Restate all of the data exactly.

App and web page records:
****************************************
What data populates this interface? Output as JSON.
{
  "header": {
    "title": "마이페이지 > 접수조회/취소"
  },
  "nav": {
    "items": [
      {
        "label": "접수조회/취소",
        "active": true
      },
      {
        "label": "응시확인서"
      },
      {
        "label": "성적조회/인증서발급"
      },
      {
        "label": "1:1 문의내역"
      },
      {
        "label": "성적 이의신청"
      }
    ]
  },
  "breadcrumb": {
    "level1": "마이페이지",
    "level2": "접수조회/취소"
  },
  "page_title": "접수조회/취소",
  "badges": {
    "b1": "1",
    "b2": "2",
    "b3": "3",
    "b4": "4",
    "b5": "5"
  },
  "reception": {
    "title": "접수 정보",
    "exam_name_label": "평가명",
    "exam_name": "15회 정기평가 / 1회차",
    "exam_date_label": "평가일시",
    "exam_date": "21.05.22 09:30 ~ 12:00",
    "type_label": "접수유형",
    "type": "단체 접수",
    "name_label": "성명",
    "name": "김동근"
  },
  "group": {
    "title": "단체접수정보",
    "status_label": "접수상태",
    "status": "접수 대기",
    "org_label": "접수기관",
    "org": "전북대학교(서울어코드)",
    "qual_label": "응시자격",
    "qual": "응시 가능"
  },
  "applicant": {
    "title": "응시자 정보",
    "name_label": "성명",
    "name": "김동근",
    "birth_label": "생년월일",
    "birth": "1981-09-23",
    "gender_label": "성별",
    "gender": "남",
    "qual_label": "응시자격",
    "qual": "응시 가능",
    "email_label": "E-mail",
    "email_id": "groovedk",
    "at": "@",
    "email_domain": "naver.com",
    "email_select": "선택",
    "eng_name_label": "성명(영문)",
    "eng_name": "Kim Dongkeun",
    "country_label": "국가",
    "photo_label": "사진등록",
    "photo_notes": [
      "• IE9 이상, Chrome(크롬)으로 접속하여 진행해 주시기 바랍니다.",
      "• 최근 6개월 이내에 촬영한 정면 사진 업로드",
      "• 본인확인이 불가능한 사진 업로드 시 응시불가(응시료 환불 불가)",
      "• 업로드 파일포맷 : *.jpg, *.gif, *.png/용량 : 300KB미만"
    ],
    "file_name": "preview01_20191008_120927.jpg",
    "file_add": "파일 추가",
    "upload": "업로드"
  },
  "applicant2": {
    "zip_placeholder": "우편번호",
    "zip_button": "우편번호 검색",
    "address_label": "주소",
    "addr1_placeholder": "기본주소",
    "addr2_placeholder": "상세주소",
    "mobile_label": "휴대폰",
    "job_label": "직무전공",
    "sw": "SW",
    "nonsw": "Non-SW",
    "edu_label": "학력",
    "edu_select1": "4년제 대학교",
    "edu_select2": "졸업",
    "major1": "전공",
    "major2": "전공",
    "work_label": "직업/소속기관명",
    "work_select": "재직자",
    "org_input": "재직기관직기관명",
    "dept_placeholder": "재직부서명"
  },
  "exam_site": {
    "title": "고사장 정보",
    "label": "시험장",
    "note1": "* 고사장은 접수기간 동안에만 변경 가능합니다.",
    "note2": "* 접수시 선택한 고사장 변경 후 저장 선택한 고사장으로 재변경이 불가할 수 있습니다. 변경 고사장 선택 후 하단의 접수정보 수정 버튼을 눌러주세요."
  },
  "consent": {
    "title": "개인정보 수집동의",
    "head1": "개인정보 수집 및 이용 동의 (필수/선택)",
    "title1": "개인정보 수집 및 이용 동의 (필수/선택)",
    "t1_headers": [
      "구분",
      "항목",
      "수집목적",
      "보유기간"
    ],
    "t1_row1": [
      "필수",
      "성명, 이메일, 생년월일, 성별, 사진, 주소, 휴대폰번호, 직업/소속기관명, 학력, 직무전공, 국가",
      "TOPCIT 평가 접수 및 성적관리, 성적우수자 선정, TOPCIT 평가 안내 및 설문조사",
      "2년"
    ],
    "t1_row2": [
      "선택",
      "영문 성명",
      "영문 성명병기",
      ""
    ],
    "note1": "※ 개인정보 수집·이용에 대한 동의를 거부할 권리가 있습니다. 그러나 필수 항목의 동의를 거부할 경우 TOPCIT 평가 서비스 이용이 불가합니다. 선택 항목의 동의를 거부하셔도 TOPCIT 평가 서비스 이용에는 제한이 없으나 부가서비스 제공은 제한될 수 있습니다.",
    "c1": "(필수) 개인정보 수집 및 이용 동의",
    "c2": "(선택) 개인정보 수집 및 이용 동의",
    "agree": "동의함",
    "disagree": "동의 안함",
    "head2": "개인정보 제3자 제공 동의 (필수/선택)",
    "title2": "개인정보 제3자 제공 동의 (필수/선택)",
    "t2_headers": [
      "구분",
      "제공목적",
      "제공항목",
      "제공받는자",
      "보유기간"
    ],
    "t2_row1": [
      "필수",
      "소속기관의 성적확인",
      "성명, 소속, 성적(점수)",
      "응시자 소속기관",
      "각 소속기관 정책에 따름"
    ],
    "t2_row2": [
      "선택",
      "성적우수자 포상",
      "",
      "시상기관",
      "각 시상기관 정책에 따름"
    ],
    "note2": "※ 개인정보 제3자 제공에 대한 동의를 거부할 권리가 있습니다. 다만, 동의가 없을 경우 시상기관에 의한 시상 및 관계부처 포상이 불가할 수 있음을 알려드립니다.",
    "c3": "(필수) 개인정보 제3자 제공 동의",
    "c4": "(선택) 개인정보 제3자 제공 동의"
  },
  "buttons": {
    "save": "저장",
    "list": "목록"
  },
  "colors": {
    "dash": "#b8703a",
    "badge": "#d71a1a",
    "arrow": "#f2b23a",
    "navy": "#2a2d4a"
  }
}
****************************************
Exercise answer:
What data populates this interface? Output as JSON.
{
  "header": {
    "title": "마이페이지 > 접수조회/취소"
  },
  "nav": {
    "items": [
      {
        "label": "접수조회/취소",
        "active": true
      },
      {
        "label": "응시확인서"
      },
      {
        "label": "성적조회/인증서발급"
      },
      {
        "label": "1:1 문의내역"
      },
      {
        "label": "성적 이의신청"
      }
    ]
  },
  "breadcrumb": {
    "level1": "마이페이지",
    "level2": "접수조회/취소"
  },
  "page_title": "접수조회/취소",
  "badges": {
    "b1": "1",
    "b2": "2",
    "b3": "3",
    "b4": "4",
    "b5": "5"
  },
  "reception": {
    "title": "접수 정보",
    "exam_name_label": "평가명",
    "exam_name": "15회 정기평가 / 1회차",
    "exam_date_label": "평가일시",
    "exam_date": "21.05.22 09:30 ~ 12:00",
    "type_label": "접수유형",
    "type": "단체 접수",
    "name_label": "성명",
    "name": "김동근"
  },
  "group": {
    "title": "단체접수정보",
    "status_label": "접수상태",
    "status": "접수 대기",
    "org_label": "접수기관",
    "org": "전북대학교(서울어코드)",
    "qual_label": "응시자격",
    "qual": "응시 가능"
  },
  "applicant": {
    "title": "응시자 정보",
    "name_label": "성명",
    "name": "김동근",
    "birth_label": "생년월일",
    "birth": "1981-09-23",
    "gender_label": "성별",
    "gender": "남",
    "qual_label": "응시자격",
    "qual": "응시 가능",
    "email_label": "E-mail",
    "email_id": "groovedk",
    "at": "@",
    "email_domain": "naver.com",
    "email_select": "선택",
    "eng_name_label": "성명(영문)",
    "eng_name": "Kim Dongkeun",
    "country_label": "국가",
    "photo_label": "사진등록",
    "photo_notes": [
      "• IE9 이상, Chrome(크롬)으로 접속하여 진행해 주시기 바랍니다.",
      "• 최근 6개월 이내에 촬영한 정면 사진 업로드",
      "• 본인확인이 불가능한 사진 업로드 시 응시불가(응시료 환불 불가)",
      "• 업로드 파일포맷 : *.jpg, *.gif, *.png/용량 : 300KB미만"
    ],
    "file_name": "preview01_20191008_120927.jpg",
    "file_add": "파일 추가",
    "upload": "업로드"
  },
  "applicant2": {
    "zip_placeholder": "우편번호",
    "zip_button": "우편번호 검색",
    "address_label": "주소",
    "addr1_placeholder": "기본주소",
    "addr2_placeholder": "상세주소",
    "mobile_label": "휴대폰",
    "job_label": "직무전공",
    "sw": "SW",
    "nonsw": "Non-SW",
    "edu_label": "학력",
    "edu_select1": "4년제 대학교",
    "edu_select2": "졸업",
    "major1": "전공",
    "major2": "전공",
    "work_label": "직업/소속기관명",
    "work_select": "재직자",
    "org_input": "재직기관직기관명",
    "dept_placeholder": "재직부서명"
  },
  "exam_site": {
    "title": "고사장 정보",
    "label": "시험장",
    "note1": "* 고사장은 접수기간 동안에만 변경 가능합니다.",
    "note2": "* 접수시 선택한 고사장 변경 후 저장 선택한 고사장으로 재변경이 불가할 수 있습니다. 변경 고사장 선택 후 하단의 접수정보 수정 버튼을 눌러주세요."
  },
  "consent": {
    "title": "개인정보 수집동의",
    "head1": "개인정보 수집 및 이용 동의 (필수/선택)",
    "title1": "개인정보 수집 및 이용 동의 (필수/선택)",
    "t1_headers": [
      "구분",
      "항목",
      "수집목적",
      "보유기간"
    ],
    "t1_row1": [
      "필수",
      "성명, 이메일, 생년월일, 성별, 사진, 주소, 휴대폰번호, 직업/소속기관명, 학력, 직무전공, 국가",
      "TOPCIT 평가 접수 및 성적관리, 성적우수자 선정, TOPCIT 평가 안내 및 설문조사",
      "2년"
    ],
    "t1_row2": [
      "선택",
      "영문 성명",
      "영문 성명병기",
      ""
    ],
    "note1": "※ 개인정보 수집·이용에 대한 동의를 거부할 권리가 있습니다. 그러나 필수 항목의 동의를 거부할 경우 TOPCIT 평가 서비스 이용이 불가합니다. 선택 항목의 동의를 거부하셔도 TOPCIT 평가 서비스 이용에는 제한이 없으나 부가서비스 제공은 제한될 수 있습니다.",
    "c1": "(필수) 개인정보 수집 및 이용 동의",
    "c2": "(선택) 개인정보 수집 및 이용 동의",
    "agree": "동의함",
    "disagree": "동의 안함",
    "head2": "개인정보 제3자 제공 동의 (필수/선택)",
    "title2": "개인정보 제3자 제공 동의 (필수/선택)",
    "t2_headers": [
      "구분",
      "제공목적",
      "제공항목",
      "제공받는자",
      "보유기간"
    ],
    "t2_row1": [
      "필수",
      "소속기관의 성적확인",
      "성명, 소속, 성적(점수)",
      "응시자 소속기관",
      "각 소속기관 정책에 따름"
    ],
    "t2_row2": [
      "선택",
      "성적우수자 포상",
      "",
      "시상기관",
      "각 시상기관 정책에 따름"
    ],
    "note2": "※ 개인정보 제3자 제공에 대한 동의를 거부할 권리가 있습니다. 다만, 동의가 없을 경우 시상기관에 의한 시상 및 관계부처 포상이 불가할 수 있음을 알려드립니다.",
    "c3": "(필수) 개인정보 제3자 제공 동의",
    "c4": "(선택) 개인정보 제3자 제공 동의"
  },
  "buttons": {
    "save": "저장",
    "list": "목록"
  },
  "colors": {
    "dash": "#b8703a",
    "badge": "#d71a1a",
    "arrow": "#f2b23a",
    "navy": "#2a2d4a"
  }
}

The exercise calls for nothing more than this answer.